In the entries that follow, which lines hold the string "title"? List them.

(Task input begins)

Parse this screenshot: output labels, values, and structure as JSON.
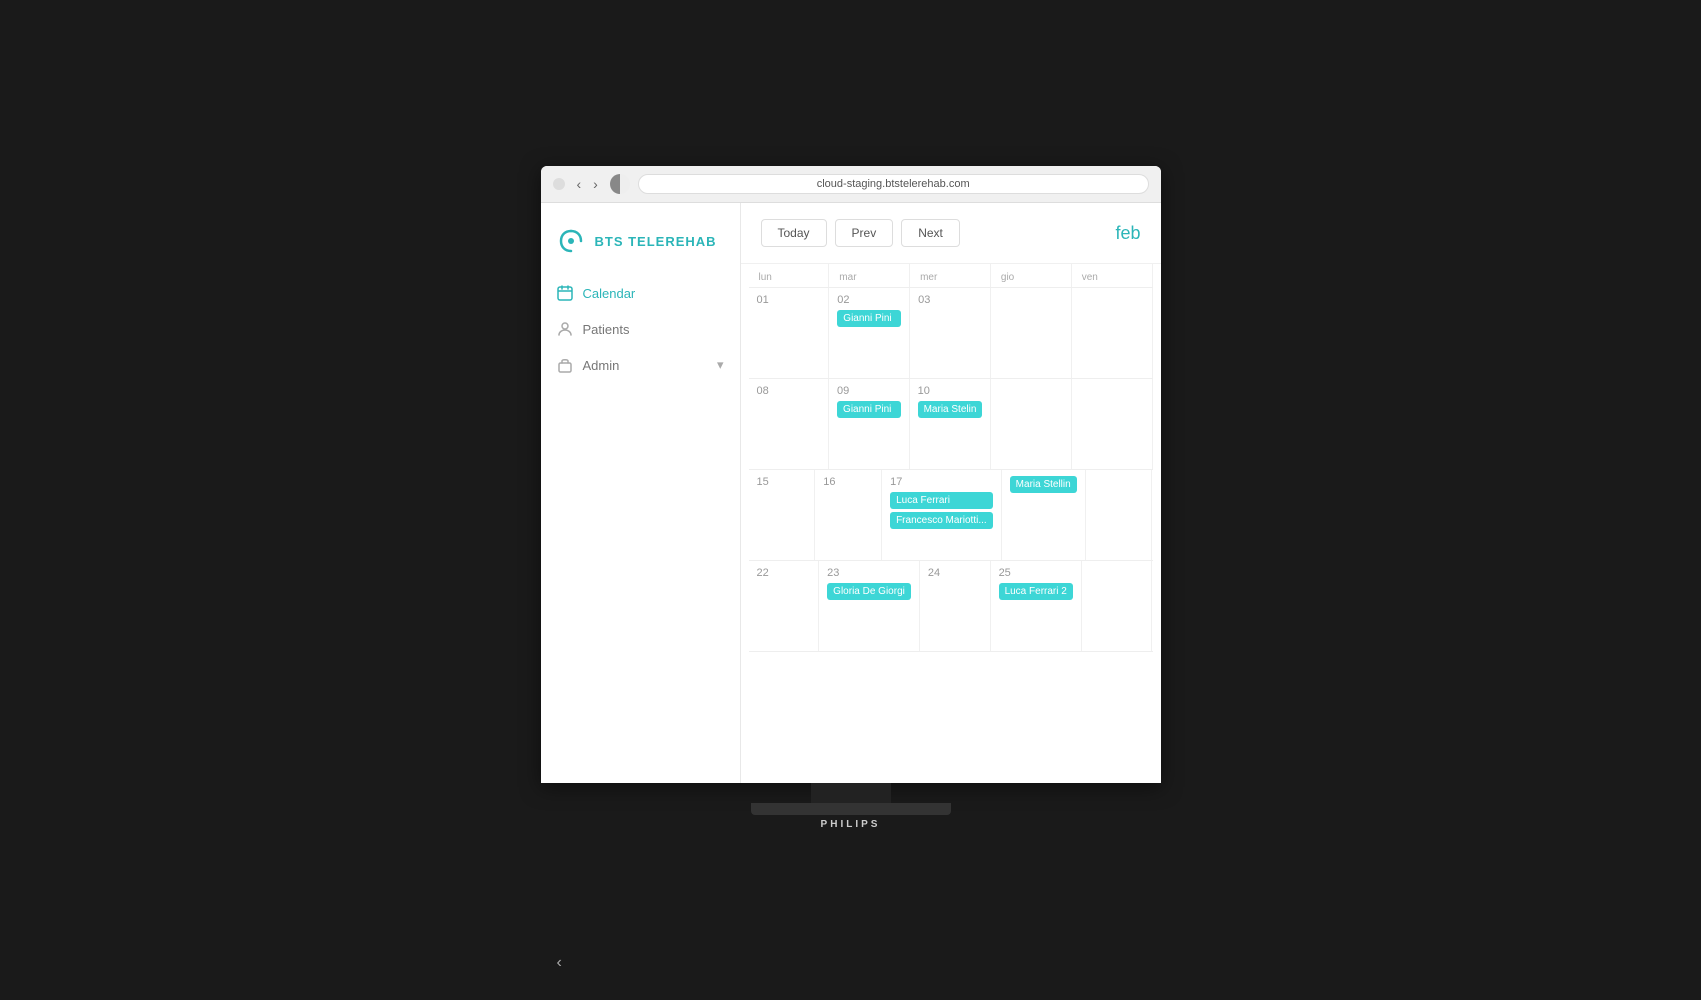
{
  "browser": {
    "url": "cloud-staging.btstelerehab.com"
  },
  "app": {
    "logo_text": "BTS TELEREHAB"
  },
  "sidebar": {
    "items": [
      {
        "id": "calendar",
        "label": "Calendar",
        "active": true
      },
      {
        "id": "patients",
        "label": "Patients",
        "active": false
      },
      {
        "id": "admin",
        "label": "Admin",
        "active": false
      }
    ]
  },
  "calendar": {
    "title": "feb",
    "buttons": {
      "today": "Today",
      "prev": "Prev",
      "next": "Next"
    },
    "day_headers": [
      "lun",
      "mar",
      "mer",
      "gio",
      "ven"
    ],
    "weeks": [
      {
        "days": [
          {
            "number": "01",
            "events": []
          },
          {
            "number": "02",
            "events": [
              "Gianni Pini"
            ]
          },
          {
            "number": "03",
            "events": []
          },
          {
            "number": "",
            "events": []
          },
          {
            "number": "",
            "events": []
          }
        ]
      },
      {
        "days": [
          {
            "number": "08",
            "events": []
          },
          {
            "number": "09",
            "events": [
              "Gianni Pini"
            ]
          },
          {
            "number": "10",
            "events": [
              "Maria Stelin"
            ]
          },
          {
            "number": "",
            "events": []
          },
          {
            "number": "",
            "events": []
          }
        ]
      },
      {
        "days": [
          {
            "number": "15",
            "events": []
          },
          {
            "number": "16",
            "events": []
          },
          {
            "number": "17",
            "events": [
              "Luca Ferrari",
              "Francesco Mariotti..."
            ]
          },
          {
            "number": "",
            "events": [
              "Maria Stellin"
            ]
          },
          {
            "number": "",
            "events": []
          }
        ]
      },
      {
        "days": [
          {
            "number": "22",
            "events": []
          },
          {
            "number": "23",
            "events": [
              "Gloria De Giorgi"
            ]
          },
          {
            "number": "24",
            "events": []
          },
          {
            "number": "25",
            "events": [
              "Luca Ferrari 2"
            ]
          },
          {
            "number": "",
            "events": []
          }
        ]
      }
    ]
  },
  "monitor": {
    "brand": "PHILIPS"
  }
}
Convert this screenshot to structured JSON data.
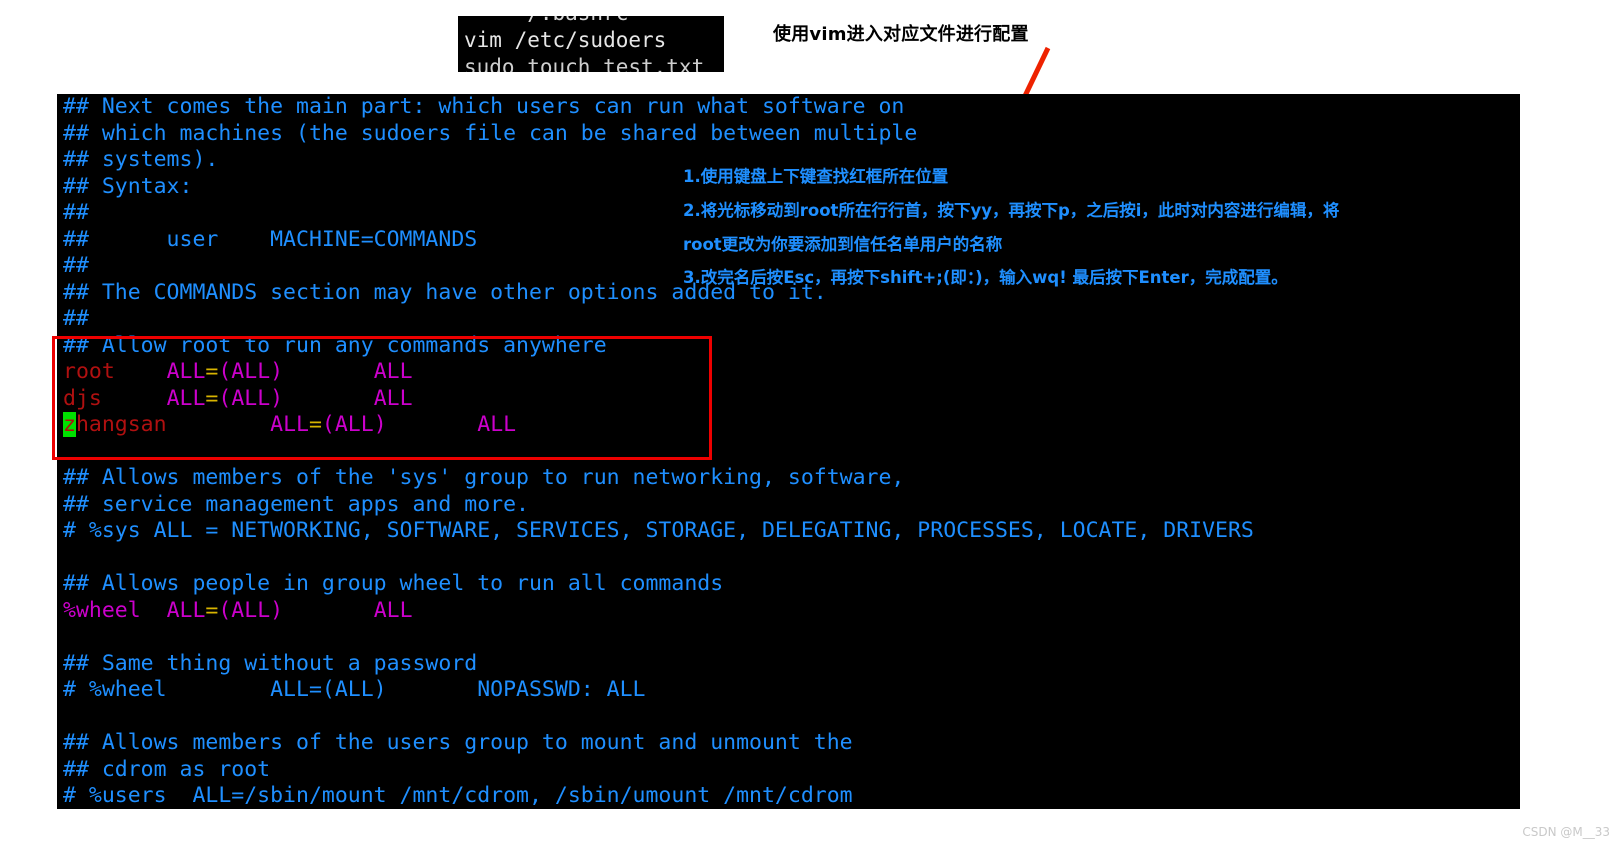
{
  "command_strip": {
    "ghost_top": "    ~/.bashrc",
    "command": "vim /etc/sudoers",
    "ghost_bottom": "sudo touch test.txt"
  },
  "annotations": {
    "title": "使用vim进入对应文件进行配置",
    "step1": "1.使用键盘上下键查找红框所在位置",
    "step2": "2.将光标移动到root所在行行首，按下yy，再按下p，之后按i，此时对内容进行编辑，将",
    "step2_cont": "root更改为你要添加到信任名单用户的名称",
    "step3": "3.改完名后按Esc，再按下shift+;(即：)，输入wq! 最后按下Enter，完成配置。"
  },
  "colors": {
    "comment": "#1f8fff",
    "user": "#b01010",
    "special": "#cc00cc",
    "equals": "#d8b400",
    "cursor_bg": "#00e000",
    "highlight_box": "#ee0000",
    "arrow": "#ee2200",
    "terminal_bg": "#000000"
  },
  "terminal": {
    "lines": [
      {
        "id": "l01",
        "text": "## Next comes the main part: which users can run what software on"
      },
      {
        "id": "l02",
        "text": "## which machines (the sudoers file can be shared between multiple"
      },
      {
        "id": "l03",
        "text": "## systems)."
      },
      {
        "id": "l04",
        "text": "## Syntax:"
      },
      {
        "id": "l05",
        "text": "##"
      },
      {
        "id": "l06",
        "text": "##      user    MACHINE=COMMANDS"
      },
      {
        "id": "l07",
        "text": "##"
      },
      {
        "id": "l08",
        "text": "## The COMMANDS section may have other options added to it."
      },
      {
        "id": "l09",
        "text": "##"
      },
      {
        "id": "l10",
        "text": "## Allow root to run any commands anywhere"
      },
      {
        "id": "l11",
        "text": "root    ALL=(ALL)       ALL"
      },
      {
        "id": "l12",
        "text": "djs     ALL=(ALL)       ALL"
      },
      {
        "id": "l13",
        "text": "zhangsan        ALL=(ALL)       ALL"
      },
      {
        "id": "l14",
        "text": ""
      },
      {
        "id": "l15",
        "text": "## Allows members of the 'sys' group to run networking, software,"
      },
      {
        "id": "l16",
        "text": "## service management apps and more."
      },
      {
        "id": "l17",
        "text": "# %sys ALL = NETWORKING, SOFTWARE, SERVICES, STORAGE, DELEGATING, PROCESSES, LOCATE, DRIVERS"
      },
      {
        "id": "l18",
        "text": ""
      },
      {
        "id": "l19",
        "text": "## Allows people in group wheel to run all commands"
      },
      {
        "id": "l20",
        "text": "%wheel  ALL=(ALL)       ALL"
      },
      {
        "id": "l21",
        "text": ""
      },
      {
        "id": "l22",
        "text": "## Same thing without a password"
      },
      {
        "id": "l23",
        "text": "# %wheel        ALL=(ALL)       NOPASSWD: ALL"
      },
      {
        "id": "l24",
        "text": ""
      },
      {
        "id": "l25",
        "text": "## Allows members of the users group to mount and unmount the"
      },
      {
        "id": "l26",
        "text": "## cdrom as root"
      },
      {
        "id": "l27",
        "text": "# %users  ALL=/sbin/mount /mnt/cdrom, /sbin/umount /mnt/cdrom"
      }
    ],
    "segments": {
      "l11": {
        "user": "root",
        "gap1": "    ",
        "all_open": "ALL",
        "eq": "=",
        "all_paren": "(ALL)",
        "gap2": "       ",
        "all_cmd": "ALL"
      },
      "l12": {
        "user": "djs",
        "gap1": "     ",
        "all_open": "ALL",
        "eq": "=",
        "all_paren": "(ALL)",
        "gap2": "       ",
        "all_cmd": "ALL"
      },
      "l13": {
        "cursor_char": "z",
        "user_rest": "hangsan",
        "gap1": "        ",
        "all_open": "ALL",
        "eq": "=",
        "all_paren": "(ALL)",
        "gap2": "       ",
        "all_cmd": "ALL"
      },
      "l20": {
        "user": "%wheel",
        "gap1": "  ",
        "all_open": "ALL",
        "eq": "=",
        "all_paren": "(ALL)",
        "gap2": "       ",
        "all_cmd": "ALL"
      }
    }
  },
  "watermark": "CSDN @M__33"
}
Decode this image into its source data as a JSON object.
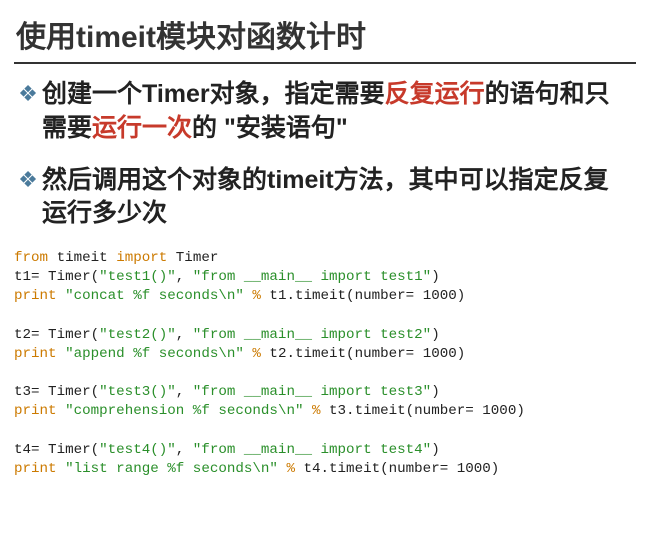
{
  "title": "使用timeit模块对函数计时",
  "bullets": [
    {
      "pre1": "创建一个Timer对象，指定需要",
      "kw1": "反复运行",
      "mid": "的语句和只需要",
      "kw2": "运行一次",
      "post": "的 \"安装语句\""
    },
    {
      "text": "然后调用这个对象的timeit方法，其中可以指定反复运行多少次"
    }
  ],
  "code": {
    "l01a": "from",
    "l01b": " timeit ",
    "l01c": "import",
    "l01d": " Timer",
    "l02a": "t1= Timer(",
    "l02b": "\"test1()\"",
    "l02c": ", ",
    "l02d": "\"from __main__ import test1\"",
    "l02e": ")",
    "l03a": "print",
    "l03b": " \"concat %f seconds\\n\" ",
    "l03c": "%",
    "l03d": " t1.timeit(number= ",
    "l03e": "1000",
    "l03f": ")",
    "blank": " ",
    "l05a": "t2= Timer(",
    "l05b": "\"test2()\"",
    "l05c": ", ",
    "l05d": "\"from __main__ import test2\"",
    "l05e": ")",
    "l06a": "print",
    "l06b": " \"append %f seconds\\n\" ",
    "l06c": "%",
    "l06d": " t2.timeit(number= ",
    "l06e": "1000",
    "l06f": ")",
    "l08a": "t3= Timer(",
    "l08b": "\"test3()\"",
    "l08c": ", ",
    "l08d": "\"from __main__ import test3\"",
    "l08e": ")",
    "l09a": "print",
    "l09b": " \"comprehension %f seconds\\n\" ",
    "l09c": "%",
    "l09d": " t3.timeit(number= ",
    "l09e": "1000",
    "l09f": ")",
    "l11a": "t4= Timer(",
    "l11b": "\"test4()\"",
    "l11c": ", ",
    "l11d": "\"from __main__ import test4\"",
    "l11e": ")",
    "l12a": "print",
    "l12b": " \"list range %f seconds\\n\" ",
    "l12c": "%",
    "l12d": " t4.timeit(number= ",
    "l12e": "1000",
    "l12f": ")"
  }
}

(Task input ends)

== Exercise solution ==
    "title": "feb",
    "title": "使用vim进入对应文件进行配置",
  "title": "使用timeit模块对函数计时",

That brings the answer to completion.